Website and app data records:
____
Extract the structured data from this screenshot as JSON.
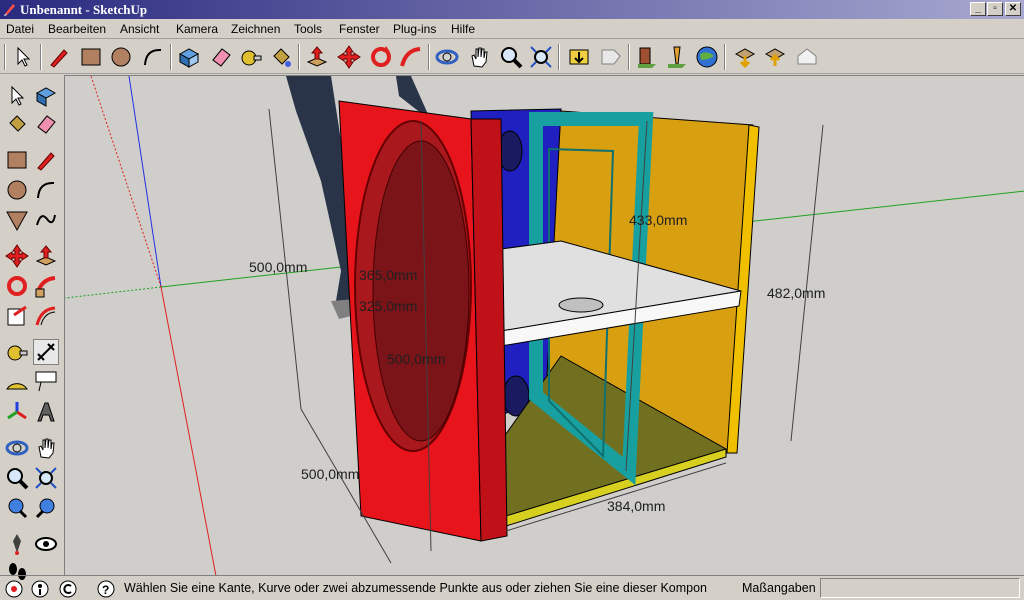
{
  "window": {
    "title": "Unbenannt - SketchUp"
  },
  "menu": [
    "Datei",
    "Bearbeiten",
    "Ansicht",
    "Kamera",
    "Zeichnen",
    "Tools",
    "Fenster",
    "Plug-ins",
    "Hilfe"
  ],
  "toolbar_icons": [
    "select-icon",
    "pencil-icon",
    "rectangle-icon",
    "circle-icon",
    "arc-icon",
    "make-component-icon",
    "eraser-icon",
    "paint-bucket-icon",
    "push-pull-icon",
    "move-icon",
    "rotate-icon",
    "follow-me-icon",
    "orbit-icon",
    "pan-icon",
    "zoom-icon",
    "zoom-extents-icon",
    "get-models-icon",
    "share-model-icon",
    "place-component-icon",
    "toggle-terrain-icon",
    "google-earth-icon",
    "get-current-view-icon",
    "add-location-icon",
    "preview-icon"
  ],
  "viewport": {
    "dimensions": {
      "height_left": "500,0mm",
      "depth_left": "500,0mm",
      "width_front": "384,0mm",
      "height_right": "482,0mm",
      "inner_top": "433,0mm",
      "circle_1": "365,0mm",
      "circle_2": "325,0mm",
      "circle_3": "500,0mm"
    }
  },
  "status": {
    "hint": "Wählen Sie eine Kante, Kurve oder zwei abzumessende Punkte aus oder ziehen Sie eine dieser Kompon",
    "measure_label": "Maßangaben",
    "measure_value": ""
  },
  "colors": {
    "front_panel": "#e8141c",
    "back_panel": "#2020c0",
    "frame": "#18a0a0",
    "side_panel": "#d8a010",
    "floor": "#707020",
    "brace": "#e0e0e0"
  }
}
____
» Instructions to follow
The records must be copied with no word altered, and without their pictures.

» Exercise solution
Extract the structured data from this screenshot as JSON.
{
  "window": {
    "title": "Unbenannt - SketchUp"
  },
  "menu": [
    "Datei",
    "Bearbeiten",
    "Ansicht",
    "Kamera",
    "Zeichnen",
    "Tools",
    "Fenster",
    "Plug-ins",
    "Hilfe"
  ],
  "toolbar_icons": [
    "select-icon",
    "pencil-icon",
    "rectangle-icon",
    "circle-icon",
    "arc-icon",
    "make-component-icon",
    "eraser-icon",
    "paint-bucket-icon",
    "push-pull-icon",
    "move-icon",
    "rotate-icon",
    "follow-me-icon",
    "orbit-icon",
    "pan-icon",
    "zoom-icon",
    "zoom-extents-icon",
    "get-models-icon",
    "share-model-icon",
    "place-component-icon",
    "toggle-terrain-icon",
    "google-earth-icon",
    "get-current-view-icon",
    "add-location-icon",
    "preview-icon"
  ],
  "viewport": {
    "dimensions": {
      "height_left": "500,0mm",
      "depth_left": "500,0mm",
      "width_front": "384,0mm",
      "height_right": "482,0mm",
      "inner_top": "433,0mm",
      "circle_1": "365,0mm",
      "circle_2": "325,0mm",
      "circle_3": "500,0mm"
    }
  },
  "status": {
    "hint": "Wählen Sie eine Kante, Kurve oder zwei abzumessende Punkte aus oder ziehen Sie eine dieser Kompon",
    "measure_label": "Maßangaben",
    "measure_value": ""
  },
  "colors": {
    "front_panel": "#e8141c",
    "back_panel": "#2020c0",
    "frame": "#18a0a0",
    "side_panel": "#d8a010",
    "floor": "#707020",
    "brace": "#e0e0e0"
  }
}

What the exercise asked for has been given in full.